But there is solidarity in the ranks because coaches all know the difference between foul play with intent and collisions that have unintended consequences as a result of late changing body positions and other unforeseen circumstances.
Jones and Cheika know that the game is currently a lottery and while it was Barrett red carded in Perth, in the current arbitrary world, it could just as easily be one of their own who is the victim of nonsensical refereeing at the World Cup.
After preparing players and game-plans for four years, no one really wants to get to the World Cup and find out that the referees aren't up to it but that prospect now seems unavoidable.
As hard as the various coaches have campaigned behind the scenes for clarity and consistency, it's clear they are not going to get it in Japan.
Why would they? They haven't seen any common sense applied this year and certainly not in the last two months.
The picture becomes increasingly not less confusing the nearer the World Cup gets and most baffling of all has been the reluctance to deal with the increased volume of neck rolling that has crept back into the game.
World Rugby is determined to protect players' heads but not their spines, apparently. One hint of a head collision and a red card could come out, but put someone in danger of being paralysed and no official can see a problem.
Ask the players about what really concerns them and it's that – being gripped around the neck and shifted with their spinal cord dangerously vulnerable.
Sam Cane spoke about this recently, saying: "Referees have dropped off neck roles a little bit. They were hard on that at the [last] World Cup, but it has crept in a wee bit. Every now and again you are at the breakdown and someone gets you around the neck and you have that second of 'oh jeepers what is going to happen here?':.
And "oh jeepers what is going to happen here?" may as well as be the universal credo for this World Cup.
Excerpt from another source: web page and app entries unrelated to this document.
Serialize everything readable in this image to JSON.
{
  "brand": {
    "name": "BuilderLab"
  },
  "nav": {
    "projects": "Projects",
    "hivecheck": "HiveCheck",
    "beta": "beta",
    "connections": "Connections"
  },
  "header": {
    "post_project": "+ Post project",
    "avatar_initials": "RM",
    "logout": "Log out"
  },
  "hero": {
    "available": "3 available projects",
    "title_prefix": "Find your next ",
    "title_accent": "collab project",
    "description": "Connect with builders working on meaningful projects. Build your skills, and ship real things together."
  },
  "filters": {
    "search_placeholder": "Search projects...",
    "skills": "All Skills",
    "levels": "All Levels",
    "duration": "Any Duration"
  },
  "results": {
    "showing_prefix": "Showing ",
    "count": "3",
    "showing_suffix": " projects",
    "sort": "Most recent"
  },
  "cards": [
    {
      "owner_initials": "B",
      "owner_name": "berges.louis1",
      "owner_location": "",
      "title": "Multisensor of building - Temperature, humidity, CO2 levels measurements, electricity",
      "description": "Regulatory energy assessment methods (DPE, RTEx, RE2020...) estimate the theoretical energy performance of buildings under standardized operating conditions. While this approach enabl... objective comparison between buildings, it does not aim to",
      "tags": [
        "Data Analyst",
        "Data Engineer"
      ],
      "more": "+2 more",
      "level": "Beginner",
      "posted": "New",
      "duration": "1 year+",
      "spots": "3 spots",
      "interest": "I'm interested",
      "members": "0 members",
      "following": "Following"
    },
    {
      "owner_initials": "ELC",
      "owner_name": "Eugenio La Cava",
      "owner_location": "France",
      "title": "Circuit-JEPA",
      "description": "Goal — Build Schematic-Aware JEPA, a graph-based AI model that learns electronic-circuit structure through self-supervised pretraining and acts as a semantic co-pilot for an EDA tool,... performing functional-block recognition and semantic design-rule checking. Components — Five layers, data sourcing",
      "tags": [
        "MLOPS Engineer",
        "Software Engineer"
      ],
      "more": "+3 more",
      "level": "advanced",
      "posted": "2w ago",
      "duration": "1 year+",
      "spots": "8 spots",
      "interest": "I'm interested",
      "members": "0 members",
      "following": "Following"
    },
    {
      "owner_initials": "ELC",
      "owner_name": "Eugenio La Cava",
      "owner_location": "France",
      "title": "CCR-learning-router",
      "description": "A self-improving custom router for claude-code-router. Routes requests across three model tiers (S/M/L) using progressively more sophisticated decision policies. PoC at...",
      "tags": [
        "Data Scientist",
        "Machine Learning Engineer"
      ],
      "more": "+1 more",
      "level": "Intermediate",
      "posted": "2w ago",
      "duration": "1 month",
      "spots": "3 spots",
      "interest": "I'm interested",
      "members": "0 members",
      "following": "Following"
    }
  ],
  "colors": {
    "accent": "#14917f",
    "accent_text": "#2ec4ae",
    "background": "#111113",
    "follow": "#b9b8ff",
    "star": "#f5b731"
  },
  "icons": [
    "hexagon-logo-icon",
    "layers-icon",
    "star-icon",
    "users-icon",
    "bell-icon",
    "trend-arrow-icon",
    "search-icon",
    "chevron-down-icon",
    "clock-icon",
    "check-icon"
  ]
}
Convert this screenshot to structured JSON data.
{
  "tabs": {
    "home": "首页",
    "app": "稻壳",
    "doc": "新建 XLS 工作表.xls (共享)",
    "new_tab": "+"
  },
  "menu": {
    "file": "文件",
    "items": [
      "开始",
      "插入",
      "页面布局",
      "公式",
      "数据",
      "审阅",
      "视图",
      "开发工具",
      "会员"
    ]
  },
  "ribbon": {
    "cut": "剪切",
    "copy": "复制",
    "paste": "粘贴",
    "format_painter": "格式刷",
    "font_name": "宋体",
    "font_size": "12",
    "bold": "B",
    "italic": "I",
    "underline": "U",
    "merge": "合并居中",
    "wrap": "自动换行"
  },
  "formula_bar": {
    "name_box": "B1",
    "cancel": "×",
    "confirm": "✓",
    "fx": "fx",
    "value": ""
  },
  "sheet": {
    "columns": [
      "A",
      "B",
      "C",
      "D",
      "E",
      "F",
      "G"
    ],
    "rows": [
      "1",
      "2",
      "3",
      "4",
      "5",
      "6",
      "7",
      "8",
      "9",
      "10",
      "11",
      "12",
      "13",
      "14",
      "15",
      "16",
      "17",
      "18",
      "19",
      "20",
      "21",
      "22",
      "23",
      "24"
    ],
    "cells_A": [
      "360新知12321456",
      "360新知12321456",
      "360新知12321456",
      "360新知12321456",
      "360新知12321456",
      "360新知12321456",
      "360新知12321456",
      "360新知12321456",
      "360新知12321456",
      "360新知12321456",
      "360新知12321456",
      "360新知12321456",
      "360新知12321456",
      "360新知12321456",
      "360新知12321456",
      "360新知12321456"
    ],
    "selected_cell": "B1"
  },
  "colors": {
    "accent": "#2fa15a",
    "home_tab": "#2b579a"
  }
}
Love your rugby? Click here to subscribe to our new Premium newsletter for extensive Rugby World Cup coverage.